Man to Man
Wilton’s Music Hall, 15th September 2017
I am confused about this. Is it an expressionistic masterpiece that explores the nature of gender identity and German history through devastating poetry, or a piece of pretentious fuck-wittery which couldn’t be bothered to serve us up a coherent story? Was it a visual and aural treat using the best that lighting, sound, video and set designers can conjure up in this always atmospheric space, or a bunch of hackneyed theatrical tropes to mask the fact that the content was tired and banal? Was this an intense bravura one woman metamorphosis or an actor crawling up the wall in a baggy suit doing funny accents?
Truth to tell is was a bit of both but net, net I am pleased I saw it. This might, though, have been one of those nights when I should have been flying solo. Instead I roped in the SO and the TFP’s who I suspect got more sustenance from the curry beforehand than this work. And I have form with the TFP’s. It was the German connection you see. Still maybe next time I will get it right.
Man to Man tells the (true) story of Ella Gericke who is forced to assume the identity of her dead husband Max to keep herself alive in pre WWII Germany, Her struggle to evade exposure is set against the rise of Nazism, the war itself, the reconstruction of Germany and, finally, in an addition to the original play, the fall of the Berlin Wall. But this is no ordinary narrative. This is a memory play and Ella’s memories are, to say the least, personal, confused and distorted. Which means over the 75 minutes or so you have to be on your mettle to keep up. We see Ella forced to deceive her workmates and enter a masculine world fuelled by beer and schnapps. We see her rueing, I think, the absence of a child in her life. She gives up her own passport to a woman she cares for so that the woman might escape Germany. She has to avoid conscription but cannot bring herself to renounce her Max identity to do so. She denounces one of her neighbours. She ends up, I think, in the SA and has to kill to evade capture. She works in a factory after the war and conspires with the bosses to illegally bring in female labour posing as men. She returns to the grave of her husband.
And these are just the bits I can remember. The story is like a series of inchoate shards colliding through time (sorry that is the best I can come up with). It examines themes of identity, gender obviously, but also Germany itself over the period (I started thinking about Ella’s male/female divide as a metaphor for East and West though I may have got carried away with all the symbolism), as well as grief, loss, deception, alienation and power.
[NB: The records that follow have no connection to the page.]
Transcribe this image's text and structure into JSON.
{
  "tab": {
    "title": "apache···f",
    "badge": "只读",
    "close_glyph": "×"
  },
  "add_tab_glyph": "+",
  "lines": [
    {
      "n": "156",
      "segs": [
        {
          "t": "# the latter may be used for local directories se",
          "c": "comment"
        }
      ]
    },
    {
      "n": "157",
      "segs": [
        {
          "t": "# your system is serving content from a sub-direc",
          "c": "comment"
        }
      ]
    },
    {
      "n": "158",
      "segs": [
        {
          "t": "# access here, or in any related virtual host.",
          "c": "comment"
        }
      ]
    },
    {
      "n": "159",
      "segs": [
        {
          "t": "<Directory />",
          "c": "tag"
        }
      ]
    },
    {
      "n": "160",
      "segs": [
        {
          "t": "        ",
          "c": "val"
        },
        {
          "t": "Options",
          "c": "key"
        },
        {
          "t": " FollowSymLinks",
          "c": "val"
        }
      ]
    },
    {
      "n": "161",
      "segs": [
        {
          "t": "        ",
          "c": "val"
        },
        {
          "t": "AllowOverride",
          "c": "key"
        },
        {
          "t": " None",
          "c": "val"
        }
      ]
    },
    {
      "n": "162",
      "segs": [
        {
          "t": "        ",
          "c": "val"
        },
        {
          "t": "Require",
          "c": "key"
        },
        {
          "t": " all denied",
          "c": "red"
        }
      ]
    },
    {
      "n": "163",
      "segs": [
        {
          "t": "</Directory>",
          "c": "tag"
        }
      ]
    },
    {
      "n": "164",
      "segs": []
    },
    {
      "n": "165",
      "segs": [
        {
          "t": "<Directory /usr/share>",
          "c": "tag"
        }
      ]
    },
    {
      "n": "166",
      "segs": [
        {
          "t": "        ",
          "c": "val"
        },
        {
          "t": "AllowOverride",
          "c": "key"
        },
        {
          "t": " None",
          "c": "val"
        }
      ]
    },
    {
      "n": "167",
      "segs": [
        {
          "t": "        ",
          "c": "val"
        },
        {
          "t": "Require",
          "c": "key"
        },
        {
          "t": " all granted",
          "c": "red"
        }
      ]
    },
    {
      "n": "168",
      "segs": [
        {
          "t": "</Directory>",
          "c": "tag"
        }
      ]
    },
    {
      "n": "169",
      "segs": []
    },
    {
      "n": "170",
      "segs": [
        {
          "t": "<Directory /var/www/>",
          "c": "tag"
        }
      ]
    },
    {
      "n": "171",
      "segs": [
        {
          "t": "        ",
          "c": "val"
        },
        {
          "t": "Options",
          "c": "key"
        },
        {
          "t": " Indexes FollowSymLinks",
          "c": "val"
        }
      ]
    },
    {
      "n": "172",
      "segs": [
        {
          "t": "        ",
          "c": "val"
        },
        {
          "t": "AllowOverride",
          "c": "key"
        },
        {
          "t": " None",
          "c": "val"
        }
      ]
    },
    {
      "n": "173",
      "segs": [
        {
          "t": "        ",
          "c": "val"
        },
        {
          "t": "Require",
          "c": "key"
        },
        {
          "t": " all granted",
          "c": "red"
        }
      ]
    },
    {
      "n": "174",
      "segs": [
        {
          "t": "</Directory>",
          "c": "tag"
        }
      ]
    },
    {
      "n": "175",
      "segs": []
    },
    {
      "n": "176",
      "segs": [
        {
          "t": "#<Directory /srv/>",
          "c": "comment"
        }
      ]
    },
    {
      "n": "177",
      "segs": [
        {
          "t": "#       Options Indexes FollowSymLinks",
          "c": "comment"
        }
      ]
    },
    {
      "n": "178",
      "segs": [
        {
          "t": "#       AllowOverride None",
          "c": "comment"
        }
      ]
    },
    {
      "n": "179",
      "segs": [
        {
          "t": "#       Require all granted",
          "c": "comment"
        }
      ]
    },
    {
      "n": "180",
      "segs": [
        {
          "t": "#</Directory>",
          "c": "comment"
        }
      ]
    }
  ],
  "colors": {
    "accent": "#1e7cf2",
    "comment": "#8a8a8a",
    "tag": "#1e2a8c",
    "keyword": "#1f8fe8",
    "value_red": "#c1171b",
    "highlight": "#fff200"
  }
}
Now all this is portrayed by one woman, Maggie Bain, in one room, though this is as far from a monologue as it is possible to get in a theatre. She adopts a broad Glaswegian accent to portray the husband, which I fear to say, was not always as clear as it might have been. My ears and the Wilton space are to blame. This contrasted with the voice of Ella, though over time the separate identities seemed to bleed into each other. All I can say is that whatever Maggie Bain was paid, it wasn’t enough. The production, created by directors Bruce Guthrie and Scott Graham, with a text translated by Alexandra Wood, from the original German, places huge demands on its sole actor, both in terms of voice and body. Mind you I can see why an actor would relish the chance to take this on. (The UK premiere saw the fiercely intelligent, chameleon Tilda Swinton take on the role of Ella which makes eminent sense).
Now apparently this is what German playwright Manfred Karge is all about. No lazy Anglo-Saxon naturalism for Mr Karge. This is the full-on, modern European theatrical experience (I know we are in Europe but you get my drift). But it isn’t dull, worthy and full of theory in a way that might imply. But it is elliptical and does ask a lot of the audience. So if you do take the plunge, for this production, which is off to Birmingham, Edinburgh, Newcastle and Liverpool (and even New York thereafter), or a future production, do bear this in mind. It looks and sounds amazing, with props, lighting, video, projection, sound, music, movement, even some puppetry, all used to maximum effect, but be prepared to relax into the moments when your theatre of the mind will be frantically asking “what the fuck is going on”.
Consider yourself warned.